Taylor Swift is currently one of the most influential figures in the music industry. Despite being a role model for millions of teens, behind the scenes Swift has been fighting her own battle. In 2018, Swift left her record company, Big Machine Label Group (BMLG). Later, BMLG sold the rights to her music to Scooter Braun, an American media entrepreneur, record executive and investor. However, Swift claimed that they never offered to sell the music to her. This led to Swift announcing in 2019 that she would be re-recording all of it in order to have control of the new version. Swift will title the old albums with the same name but will add on a “(Taylor’s Version)” to clarify that she is now the owner. Along with the old music, she will also be releasing songs that were initially supposed to come out with her old albums, but never made it onto the track list, which she calls “Vault Songs.” With this process, Swift has been advocating for musicians to speak out against others in the music industry that have been abusing their power. It is inspiring to see her go against influential people to reclaim what is rightfully hers.
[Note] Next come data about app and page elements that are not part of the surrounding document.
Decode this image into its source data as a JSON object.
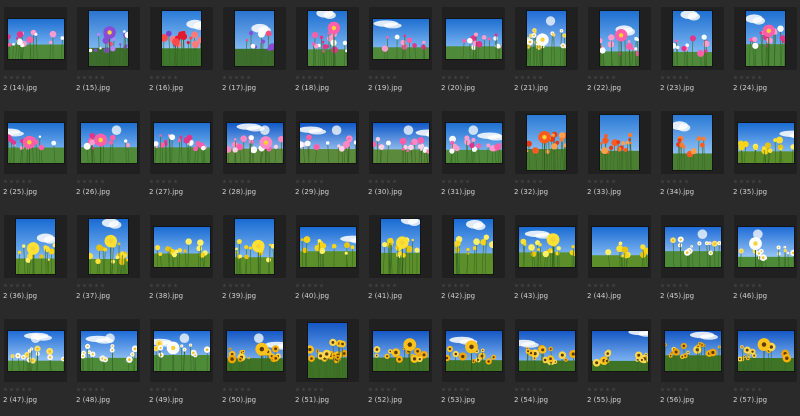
{
  "files": [
    {
      "name": "2 (14).jpg",
      "theme": "cosmos",
      "portrait": false
    },
    {
      "name": "2 (15).jpg",
      "theme": "purple",
      "portrait": true
    },
    {
      "name": "2 (16).jpg",
      "theme": "tulip",
      "portrait": true
    },
    {
      "name": "2 (17).jpg",
      "theme": "purple",
      "portrait": true
    },
    {
      "name": "2 (18).jpg",
      "theme": "cosmos",
      "portrait": true
    },
    {
      "name": "2 (19).jpg",
      "theme": "cosmos",
      "portrait": false
    },
    {
      "name": "2 (20).jpg",
      "theme": "cosmos",
      "portrait": false
    },
    {
      "name": "2 (21).jpg",
      "theme": "white",
      "portrait": true
    },
    {
      "name": "2 (22).jpg",
      "theme": "cosmos",
      "portrait": true
    },
    {
      "name": "2 (23).jpg",
      "theme": "cosmos",
      "portrait": true
    },
    {
      "name": "2 (24).jpg",
      "theme": "cosmos",
      "portrait": true
    },
    {
      "name": "2 (25).jpg",
      "theme": "cosmos",
      "portrait": false
    },
    {
      "name": "2 (26).jpg",
      "theme": "cosmos",
      "portrait": false
    },
    {
      "name": "2 (27).jpg",
      "theme": "cosmos",
      "portrait": false
    },
    {
      "name": "2 (28).jpg",
      "theme": "sky",
      "portrait": false
    },
    {
      "name": "2 (29).jpg",
      "theme": "sky",
      "portrait": false
    },
    {
      "name": "2 (30).jpg",
      "theme": "sky",
      "portrait": false
    },
    {
      "name": "2 (31).jpg",
      "theme": "cosmos",
      "portrait": false
    },
    {
      "name": "2 (32).jpg",
      "theme": "orange",
      "portrait": true
    },
    {
      "name": "2 (33).jpg",
      "theme": "orange",
      "portrait": true
    },
    {
      "name": "2 (34).jpg",
      "theme": "orange",
      "portrait": true
    },
    {
      "name": "2 (35).jpg",
      "theme": "rape",
      "portrait": false
    },
    {
      "name": "2 (36).jpg",
      "theme": "rape",
      "portrait": true
    },
    {
      "name": "2 (37).jpg",
      "theme": "rape",
      "portrait": true
    },
    {
      "name": "2 (38).jpg",
      "theme": "rape",
      "portrait": false
    },
    {
      "name": "2 (39).jpg",
      "theme": "rape",
      "portrait": true
    },
    {
      "name": "2 (40).jpg",
      "theme": "rape",
      "portrait": false
    },
    {
      "name": "2 (41).jpg",
      "theme": "rape",
      "portrait": true
    },
    {
      "name": "2 (42).jpg",
      "theme": "rape",
      "portrait": true
    },
    {
      "name": "2 (43).jpg",
      "theme": "rape",
      "portrait": false
    },
    {
      "name": "2 (44).jpg",
      "theme": "rape",
      "portrait": false
    },
    {
      "name": "2 (45).jpg",
      "theme": "white",
      "portrait": false
    },
    {
      "name": "2 (46).jpg",
      "theme": "white",
      "portrait": false
    },
    {
      "name": "2 (47).jpg",
      "theme": "white",
      "portrait": false
    },
    {
      "name": "2 (48).jpg",
      "theme": "white",
      "portrait": false
    },
    {
      "name": "2 (49).jpg",
      "theme": "white",
      "portrait": false
    },
    {
      "name": "2 (50).jpg",
      "theme": "sunflower",
      "portrait": false
    },
    {
      "name": "2 (51).jpg",
      "theme": "sunflower",
      "portrait": true
    },
    {
      "name": "2 (52).jpg",
      "theme": "sunflower",
      "portrait": false
    },
    {
      "name": "2 (53).jpg",
      "theme": "sunflower",
      "portrait": false
    },
    {
      "name": "2 (54).jpg",
      "theme": "sunflower",
      "portrait": false
    },
    {
      "name": "2 (55).jpg",
      "theme": "sunflower",
      "portrait": false
    },
    {
      "name": "2 (56).jpg",
      "theme": "sunflower",
      "portrait": false
    },
    {
      "name": "2 (57).jpg",
      "theme": "sunflower",
      "portrait": false
    }
  ],
  "rating_max": 5,
  "colors": {
    "background": "#2a2a2a",
    "tile": "#202020",
    "label": "#d0d0d0",
    "star_empty": "#3f3f3f"
  }
}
Swift started the process in 2021 by re-releasing her second studio album, “Fearless.” It was originally released in 2008 and contains hit songs like “You Belong with Me” and “Love Story.” The platinum version of the original album had 19 songs compared to the regular version which only had 13. While the lyrics stayed the same and the production of the re-recording sounds similar, the main difference is in Swift’s voice. In the last decade, Swift has grown out of her teenage self, and her voice has matured greatly. She is no longer the young country singer from Pennsylvania, which is increasingly noticeable when comparing “Fearless (Taylor’s Version)” to the original. Her re-recordings sound less like traditional country music and more like pop music.
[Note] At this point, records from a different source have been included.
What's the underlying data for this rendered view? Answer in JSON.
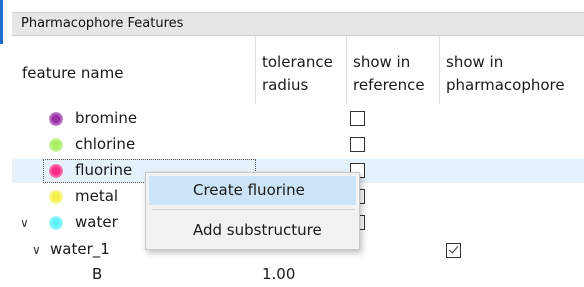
{
  "panel": {
    "title": "Pharmacophore Features"
  },
  "columns": {
    "feature_name": "feature name",
    "tolerance_l1": "tolerance",
    "tolerance_l2": "radius",
    "show_ref_l1": "show in",
    "show_ref_l2": "reference",
    "show_pharm_l1": "show in",
    "show_pharm_l2": "pharmacophore"
  },
  "rows": [
    {
      "name": "bromine",
      "color": "#9b2fa8"
    },
    {
      "name": "chlorine",
      "color": "#a8f060"
    },
    {
      "name": "fluorine",
      "color": "#ff2a86"
    },
    {
      "name": "metal",
      "color": "#f4f04a"
    },
    {
      "name": "water",
      "color": "#5ef0f8"
    },
    {
      "name": "water_1"
    },
    {
      "name": "B",
      "tolerance": "1.00"
    }
  ],
  "context_menu": {
    "create": "Create fluorine",
    "add_substructure": "Add substructure"
  },
  "colors": {
    "selection": "#e5f1fb",
    "menu_highlight": "#cce4f7",
    "accent": "#1f6fd1"
  }
}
Unlike many of Swift’s previously released songs, the Vault Songs on “Fearless (Taylor’s Version)” show musical growth. Since they hadn’t been released, Swift could perfect them more in recent years. While these new songs sound more polished, the small collection still ties in nicely with the rest of her album. These added tracks make the album 26 songs long, which is much lengthier than previous albums, but is perfectly fine amongst listeners that miss the “old Taylor.”
Since “Fearless” was created in Swift’s country-pop days, the songs are very different from the indie-folk albums she released in 2020. Her new music is, as Swift would say, out of the country woods, but “Fearless” brings listeners right back in. The lyrics remain catchy, and her singing reflects her teenage self.
While some of the songs are slower, like the piano version of “Forever and Always,” the rest of her songs seem to have a similar feel and tempo that might make the songs sound similar to those who don’t know Swift’s music. For those who have been long-time fans, the album reminds them of the beginning of their love story with Swift’s music and makes them feel “Untouchable.”